3. It delivers oxygen throughout the body

Blood is more than 90 percent of water, and blood carries oxygen to different parts of the body.

4. It boosts skin health and beauty

With dehydration, the skin will become more vulnerable to skin disorders and premature wrinkling.

5. It cushions our brain, spinal cord, and some sensitive tissues

Dehydration can affects the brain structure and function. It is also involved in the production of several hormones and neurotransmitters. Prolonged dehydration leads to problems with thinking and reasoning.

6. It regulates body temperature

Water is stored in the middle layers of the skin. It will comes to the skin’s surface as sweat when the body heats up. As it evaporates, it cools the body.

Scientists have suggested that when there is too little water in the body, heat storage increases in our body and the individual is less able to tolerate heat strain.

Having a lot of water in the body may reduce physical strain in the body if heat stress occurs during exercise.

7, The digestive system depends on it

The bowel needs some water to work properly. Dehydration can lead to digestive problems, constipation, and overly acidic stomach. This increases the risk of heart burn and stomach ulcers in our body.

8. It flushes body waste

Water is needed in the process of sweating and removal of urine and feces.

9. It helps maintain blood pressure

A lack of water will cause blood to become thicker, increasing blood pressure.

10. The airways need it

When dehydrated, airways are restricted by the body in effort to minimize the amount of water loss. This can make diseases like asthma and allergies worse.

11. It makes minerals and nutrients accessible

These dissolve in water, which makes to reach different parts of the body.

12. It prevents kidney damage

The kidney regulates fluid in our body. Insufficient water can lead to kidney stones problems.

13. It boosts performance during exercise

Dehydration during exercise Share on Pinter

Scientists have proposed that consuming more water might enhance performance during some strenuous activity.

More research is needed to confirm this, but a review found that dehydration reduces performance in activities lasting longer than 30 minutes.

14. Weight loss

Water may also help with losing weight, if it is consumed instead of sweetened juices and sodas. Preloading with water before eating meals can helps to prevent our stomach from overeating.

15. It reduces the chance of a hangover

When partying, unsweetened soda water with ice and lemon alternated with alcoholic drinks can helps to prevent over consumption of alcohol.

Facts

Here are some facts about water:

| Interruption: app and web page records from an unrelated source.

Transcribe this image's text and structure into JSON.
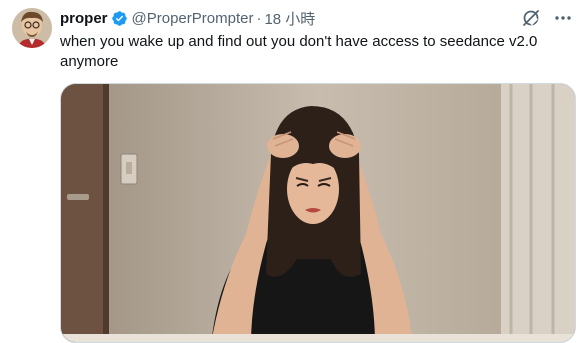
{
  "post": {
    "display_name": "proper",
    "handle": "@ProperPrompter",
    "separator": "·",
    "timestamp": "18 小時",
    "text": "when you wake up and find out you don't have access to seedance v2.0 anymore",
    "verified": true
  },
  "icons": {
    "verified": "verified-badge-icon",
    "grok": "grok-icon",
    "more": "more-options-icon"
  },
  "colors": {
    "verified_blue": "#1d9bf0",
    "secondary_text": "#536471",
    "primary_text": "#0f1419"
  }
}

  • Babies and children have a higher percentage of water compared to adults. When babies are new born, they are about 78 percent water, but this falls to 65 percent by the age of 1 year.
  • Fatty tissue has less water than some lean tissue.
  • Men have more water when compared to women, as a percentage.

Do we drink enough water?

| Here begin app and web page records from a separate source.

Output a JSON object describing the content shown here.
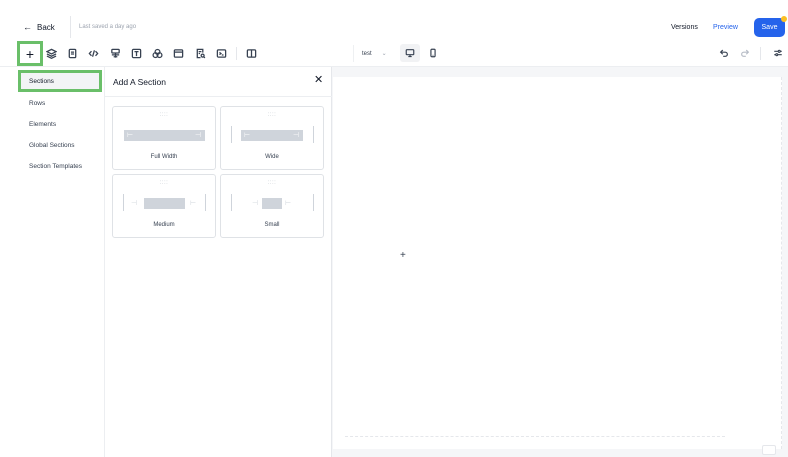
{
  "header": {
    "back_label": "Back",
    "saved_text": "Last saved a day ago",
    "versions_label": "Versions",
    "preview_label": "Preview",
    "save_label": "Save"
  },
  "toolbar": {
    "add_symbol": "+",
    "page_selector_value": "test",
    "icons": [
      "add-element-icon",
      "layers-icon",
      "pages-icon",
      "code-icon",
      "form-icon",
      "text-icon",
      "colors-icon",
      "layout-icon",
      "search-file-icon",
      "terminal-icon",
      "columns-icon",
      "desktop-icon",
      "mobile-icon",
      "undo-icon",
      "redo-icon",
      "settings-icon"
    ]
  },
  "sidebar": {
    "items": [
      {
        "label": "Sections",
        "active": true
      },
      {
        "label": "Rows",
        "active": false
      },
      {
        "label": "Elements",
        "active": false
      },
      {
        "label": "Global Sections",
        "active": false
      },
      {
        "label": "Section Templates",
        "active": false
      }
    ]
  },
  "panel": {
    "title": "Add A Section",
    "close_symbol": "✕",
    "grip": "::::",
    "cards": [
      {
        "label": "Full Width"
      },
      {
        "label": "Wide"
      },
      {
        "label": "Medium"
      },
      {
        "label": "Small"
      }
    ]
  },
  "canvas": {
    "add_symbol": "+"
  },
  "colors": {
    "accent": "#2563eb",
    "highlight_border": "#6abf69",
    "notification_dot": "#fbbf24"
  }
}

A research carried out by the Centers for Disease Control and Prevention (CDC) in 2013 analyzed data from the National Cancer Institute’s 2007 Food Attitudes and Behaviors Survey.

Out of a sample of 3,398 adults, the researchers found:

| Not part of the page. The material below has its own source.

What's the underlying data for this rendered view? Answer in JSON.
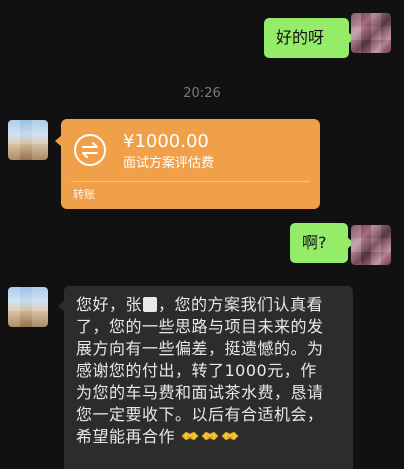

  • 7 percent of adults reported no consumption of daily drinking water
  • 36 percent of adults reported drinking 1-3 cups of daily drinking water
  • 35 percent of adults reported drinking 4-7 cups of daily drinking water
  • 22 percent of adults reported drinking 8 cups of water or more in a day

People were more likely to drink less than 4 cups of drinking water everyday if they consumed 1 cup or less of fruits or vegetables a day.

The research only measured the intake of drinking water. Fluid can be gained from some other beverages, but water is best because it is calorie-free, caffeine-free, and alcohol-free.

Seven percent of respondents reported drinking no water daily at all, and those who drank a very low volume of water also consumed less fruit and vegetables. This suggests that a some number of people are risking their health by not getting enough fluid properly.

Even if the respondents reporting a very low levels of water intake were obtaining enough fluid, it is likely that they would be obtaining it from other sources that could potentially compromise their health in other ways.